• _EXERCISE GOAL_
Return each line of the records below that contains the word "true".
+++ RECORDS
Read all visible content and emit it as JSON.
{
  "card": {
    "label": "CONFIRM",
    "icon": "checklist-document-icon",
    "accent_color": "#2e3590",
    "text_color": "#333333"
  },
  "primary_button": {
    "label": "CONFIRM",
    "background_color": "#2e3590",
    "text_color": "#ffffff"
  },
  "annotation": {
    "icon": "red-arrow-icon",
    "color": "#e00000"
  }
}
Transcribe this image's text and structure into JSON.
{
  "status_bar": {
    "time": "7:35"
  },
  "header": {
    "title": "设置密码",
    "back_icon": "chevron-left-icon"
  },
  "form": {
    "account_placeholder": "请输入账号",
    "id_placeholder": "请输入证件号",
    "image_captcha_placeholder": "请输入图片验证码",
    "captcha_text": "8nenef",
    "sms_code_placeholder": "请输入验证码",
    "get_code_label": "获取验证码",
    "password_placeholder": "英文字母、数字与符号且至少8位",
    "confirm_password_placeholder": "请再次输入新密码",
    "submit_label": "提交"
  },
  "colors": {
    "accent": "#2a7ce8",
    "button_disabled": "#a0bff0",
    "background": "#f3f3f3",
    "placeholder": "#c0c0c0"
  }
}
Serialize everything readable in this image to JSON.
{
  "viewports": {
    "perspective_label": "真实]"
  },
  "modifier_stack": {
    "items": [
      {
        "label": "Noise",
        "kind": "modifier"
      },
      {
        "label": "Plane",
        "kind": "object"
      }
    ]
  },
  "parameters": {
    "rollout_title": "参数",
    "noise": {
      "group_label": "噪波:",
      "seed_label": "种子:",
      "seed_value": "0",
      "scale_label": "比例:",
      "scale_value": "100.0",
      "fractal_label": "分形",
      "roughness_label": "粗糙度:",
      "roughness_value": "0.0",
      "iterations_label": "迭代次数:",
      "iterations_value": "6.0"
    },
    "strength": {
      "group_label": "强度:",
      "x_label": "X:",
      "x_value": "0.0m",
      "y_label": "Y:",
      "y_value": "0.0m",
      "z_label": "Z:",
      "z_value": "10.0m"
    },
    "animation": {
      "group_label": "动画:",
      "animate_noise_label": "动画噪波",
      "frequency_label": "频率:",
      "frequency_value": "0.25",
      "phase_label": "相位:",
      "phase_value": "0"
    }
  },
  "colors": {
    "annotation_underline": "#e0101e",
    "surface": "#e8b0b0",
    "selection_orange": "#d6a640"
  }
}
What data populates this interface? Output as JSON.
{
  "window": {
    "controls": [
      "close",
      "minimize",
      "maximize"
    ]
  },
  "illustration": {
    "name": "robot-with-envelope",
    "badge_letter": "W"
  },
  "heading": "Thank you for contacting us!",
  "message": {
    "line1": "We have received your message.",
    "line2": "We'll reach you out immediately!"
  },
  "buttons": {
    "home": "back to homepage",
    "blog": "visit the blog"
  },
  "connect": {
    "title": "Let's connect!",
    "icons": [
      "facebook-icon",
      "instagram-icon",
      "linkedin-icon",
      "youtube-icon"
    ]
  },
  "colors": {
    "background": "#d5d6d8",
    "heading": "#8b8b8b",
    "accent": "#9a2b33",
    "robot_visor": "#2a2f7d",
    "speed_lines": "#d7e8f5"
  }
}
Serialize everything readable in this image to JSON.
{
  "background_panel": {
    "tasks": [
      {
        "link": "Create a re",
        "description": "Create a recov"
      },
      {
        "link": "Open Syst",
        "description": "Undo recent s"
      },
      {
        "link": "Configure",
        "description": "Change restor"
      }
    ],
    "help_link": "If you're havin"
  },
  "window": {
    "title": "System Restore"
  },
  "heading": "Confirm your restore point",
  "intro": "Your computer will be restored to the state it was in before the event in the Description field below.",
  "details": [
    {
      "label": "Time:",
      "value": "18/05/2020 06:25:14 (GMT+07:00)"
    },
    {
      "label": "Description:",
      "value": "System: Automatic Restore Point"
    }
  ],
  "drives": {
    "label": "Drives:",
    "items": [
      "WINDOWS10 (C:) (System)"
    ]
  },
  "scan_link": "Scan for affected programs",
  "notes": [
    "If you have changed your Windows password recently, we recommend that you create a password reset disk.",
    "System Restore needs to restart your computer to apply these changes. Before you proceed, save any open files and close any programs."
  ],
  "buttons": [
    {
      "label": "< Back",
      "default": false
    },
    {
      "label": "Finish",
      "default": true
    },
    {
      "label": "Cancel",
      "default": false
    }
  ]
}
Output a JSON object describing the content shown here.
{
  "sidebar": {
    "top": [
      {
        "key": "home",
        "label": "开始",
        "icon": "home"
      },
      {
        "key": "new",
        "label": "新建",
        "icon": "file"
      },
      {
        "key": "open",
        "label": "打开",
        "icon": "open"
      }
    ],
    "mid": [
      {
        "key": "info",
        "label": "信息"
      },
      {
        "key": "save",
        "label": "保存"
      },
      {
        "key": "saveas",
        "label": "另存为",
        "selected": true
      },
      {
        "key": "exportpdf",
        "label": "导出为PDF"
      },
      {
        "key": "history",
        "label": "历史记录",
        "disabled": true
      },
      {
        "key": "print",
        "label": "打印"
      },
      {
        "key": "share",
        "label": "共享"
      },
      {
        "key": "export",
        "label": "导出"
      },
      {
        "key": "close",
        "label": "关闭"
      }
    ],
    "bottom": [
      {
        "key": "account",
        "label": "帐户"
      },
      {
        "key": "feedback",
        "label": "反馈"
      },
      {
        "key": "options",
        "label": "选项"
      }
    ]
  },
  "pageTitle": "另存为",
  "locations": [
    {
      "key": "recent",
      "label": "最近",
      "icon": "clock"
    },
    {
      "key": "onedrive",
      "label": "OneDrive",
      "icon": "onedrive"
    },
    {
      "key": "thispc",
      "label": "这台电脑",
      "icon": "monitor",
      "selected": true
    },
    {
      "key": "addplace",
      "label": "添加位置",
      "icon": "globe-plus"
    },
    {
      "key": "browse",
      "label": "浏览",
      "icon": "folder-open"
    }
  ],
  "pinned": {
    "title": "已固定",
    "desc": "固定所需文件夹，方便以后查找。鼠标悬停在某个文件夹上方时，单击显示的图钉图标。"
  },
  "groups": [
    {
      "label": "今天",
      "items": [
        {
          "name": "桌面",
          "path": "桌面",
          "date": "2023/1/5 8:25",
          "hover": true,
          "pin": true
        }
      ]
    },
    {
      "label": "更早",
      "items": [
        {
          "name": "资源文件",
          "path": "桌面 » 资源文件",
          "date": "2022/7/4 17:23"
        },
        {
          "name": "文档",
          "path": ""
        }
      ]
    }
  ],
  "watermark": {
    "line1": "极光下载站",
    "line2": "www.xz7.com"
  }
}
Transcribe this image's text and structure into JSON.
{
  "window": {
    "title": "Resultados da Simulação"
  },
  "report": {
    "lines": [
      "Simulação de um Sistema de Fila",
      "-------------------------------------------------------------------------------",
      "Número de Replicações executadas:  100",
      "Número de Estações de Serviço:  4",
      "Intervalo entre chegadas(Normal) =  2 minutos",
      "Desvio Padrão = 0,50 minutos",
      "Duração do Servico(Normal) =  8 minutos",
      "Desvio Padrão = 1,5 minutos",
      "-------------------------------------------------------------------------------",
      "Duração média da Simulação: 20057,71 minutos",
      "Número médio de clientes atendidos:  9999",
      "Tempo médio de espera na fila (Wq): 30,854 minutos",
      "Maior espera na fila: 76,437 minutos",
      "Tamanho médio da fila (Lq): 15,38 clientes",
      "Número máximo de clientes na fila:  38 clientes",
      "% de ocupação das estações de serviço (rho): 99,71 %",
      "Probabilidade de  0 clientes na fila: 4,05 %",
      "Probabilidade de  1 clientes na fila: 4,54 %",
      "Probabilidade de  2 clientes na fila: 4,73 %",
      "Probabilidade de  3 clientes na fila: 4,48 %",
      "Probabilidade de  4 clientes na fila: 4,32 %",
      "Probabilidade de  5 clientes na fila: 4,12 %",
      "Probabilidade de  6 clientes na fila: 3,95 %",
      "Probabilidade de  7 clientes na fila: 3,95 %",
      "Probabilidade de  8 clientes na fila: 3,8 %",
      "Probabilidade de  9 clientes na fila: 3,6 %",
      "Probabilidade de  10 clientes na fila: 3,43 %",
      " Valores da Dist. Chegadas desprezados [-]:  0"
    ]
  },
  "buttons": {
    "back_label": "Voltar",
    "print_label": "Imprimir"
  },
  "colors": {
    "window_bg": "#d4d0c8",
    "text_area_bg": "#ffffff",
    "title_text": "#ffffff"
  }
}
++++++
• _COMPLETED TASK_
      "default": true
        "selected": true
        "disabled": true
      "selected": true
          "hover": true,
          "pin": true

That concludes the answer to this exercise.